Our America…. the Pilgrim Adventure and Our America…. The King Philip’s War Adventure both feature twins Finn and Ginny who travel through time to experience life with the Pilgrims in the 1620s and again with the colonists in New England in the 1670s. As with other time travel stories, the reader must set aside scientific skepticism and just enjoy the story. Finn and Ginny are somehow recognized and accepted by their own ancestors when they arrive back in time, so in each case, they enter right into life in each time period and stay for a protracted period of time. They experience the realities and hardships along with their historical front seat view of events. Refreshingly, these books portray both Finn’s experiences as a boy and Ginny’s as a girl rather than treating them gender neutrally since the reality is that in those times boys and girls actually experienced life quite differently.
Kilbride clearly has done a great deal of research. She actually introduces into the stories some of her own relatives whom she discovered through genealogical research. She populates her stories with a broad range of people who actually lived rather than the handful of the most famous people that children meet in most textbooks. While Kilbride has invented the dialogue of the story, the events and characters aside from Finn and Ginny are real. Her historical notes at the end of the books add even more information for those who are interested.
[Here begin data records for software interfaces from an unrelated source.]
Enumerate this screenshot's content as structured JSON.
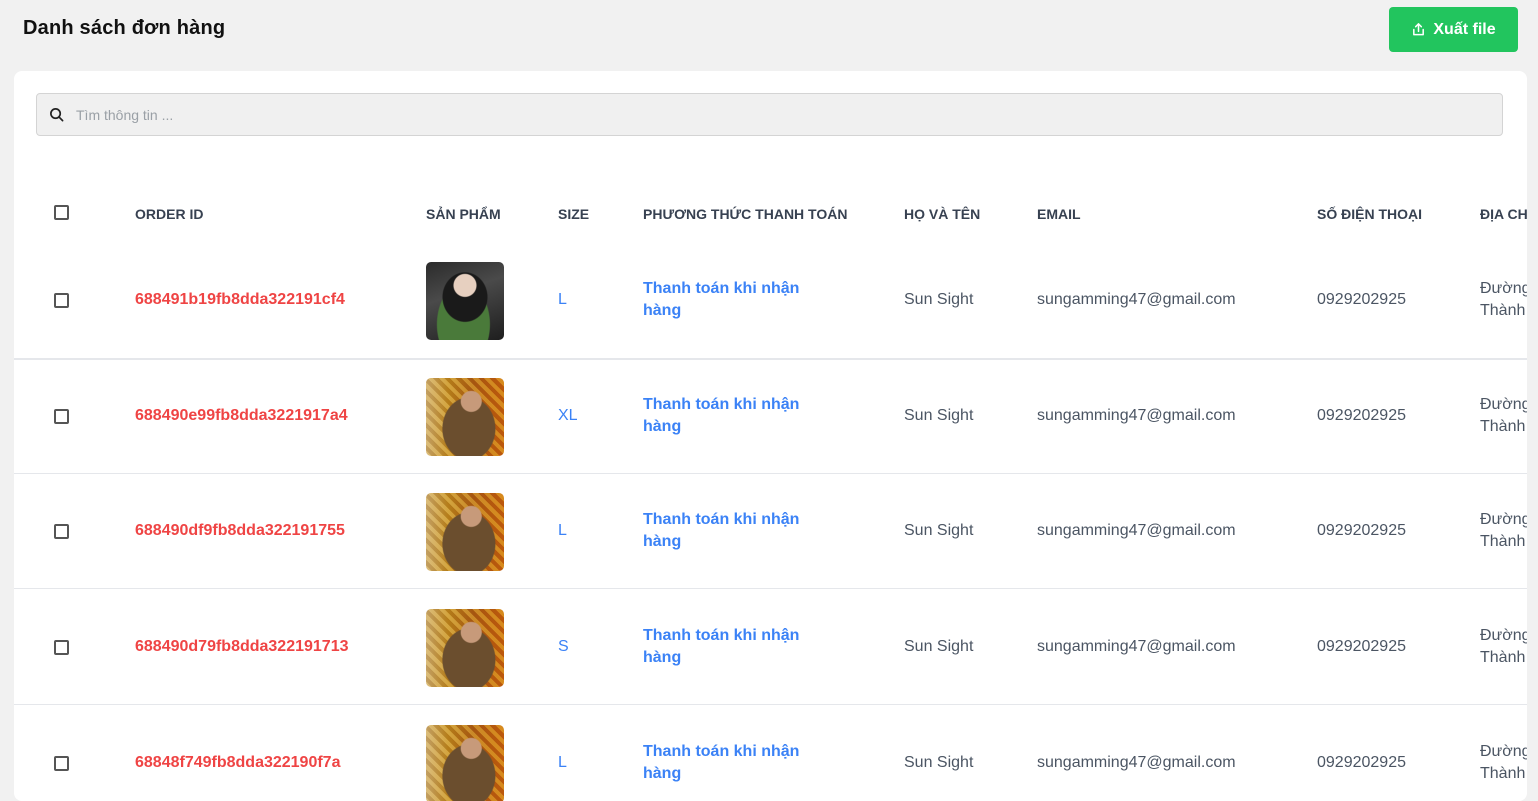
{
  "header": {
    "title": "Danh sách đơn hàng",
    "export_label": "Xuất file",
    "export_icon": "upload-icon"
  },
  "search": {
    "placeholder": "Tìm thông tin ...",
    "value": ""
  },
  "table": {
    "columns": [
      "ORDER ID",
      "SẢN PHẨM",
      "SIZE",
      "PHƯƠNG THỨC THANH TOÁN",
      "HỌ VÀ TÊN",
      "EMAIL",
      "SỐ ĐIỆN THOẠI",
      "ĐỊA CH"
    ],
    "rows": [
      {
        "order_id": "688491b19fb8dda322191cf4",
        "size": "L",
        "payment": "Thanh toán khi nhận hàng",
        "name": "Sun Sight",
        "email": "sungamming47@gmail.com",
        "phone": "0929202925",
        "address": "Đường Thành"
      },
      {
        "order_id": "688490e99fb8dda3221917a4",
        "size": "XL",
        "payment": "Thanh toán khi nhận hàng",
        "name": "Sun Sight",
        "email": "sungamming47@gmail.com",
        "phone": "0929202925",
        "address": "Đường Thành"
      },
      {
        "order_id": "688490df9fb8dda322191755",
        "size": "L",
        "payment": "Thanh toán khi nhận hàng",
        "name": "Sun Sight",
        "email": "sungamming47@gmail.com",
        "phone": "0929202925",
        "address": "Đường Thành"
      },
      {
        "order_id": "688490d79fb8dda322191713",
        "size": "S",
        "payment": "Thanh toán khi nhận hàng",
        "name": "Sun Sight",
        "email": "sungamming47@gmail.com",
        "phone": "0929202925",
        "address": "Đường Thành"
      },
      {
        "order_id": "68848f749fb8dda322190f7a",
        "size": "L",
        "payment": "Thanh toán khi nhận hàng",
        "name": "Sun Sight",
        "email": "sungamming47@gmail.com",
        "phone": "0929202925",
        "address": "Đường Thành"
      }
    ]
  }
}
Each book is only about 130 pages in length and the reading level is appropriate for about fourth grade and up. You do need to be cautious about the content since this is realistic history. Parents should pre-read the books before giving them to younger students to make sure the content is appropriate for them.
While the books are relatively easy to read, they are very well written. I was surprised to find myself enjoying reading these books more than most historical fiction for this level.
On her website, Kilbride adds free “unit study” activities to accompany each book that include crafts, recipes, and games.
Even with the activities these books comprise only a part of an American History course. On her website, Kilbride has lists of recommended historical fiction by time period that you might use if you want to incorporate these two books along and/or others for a real books approach to Early American History or other time periods.
Books are available in print or ebook formats.
Note: A third volume, The Salem Adventure is also available as of July 2013.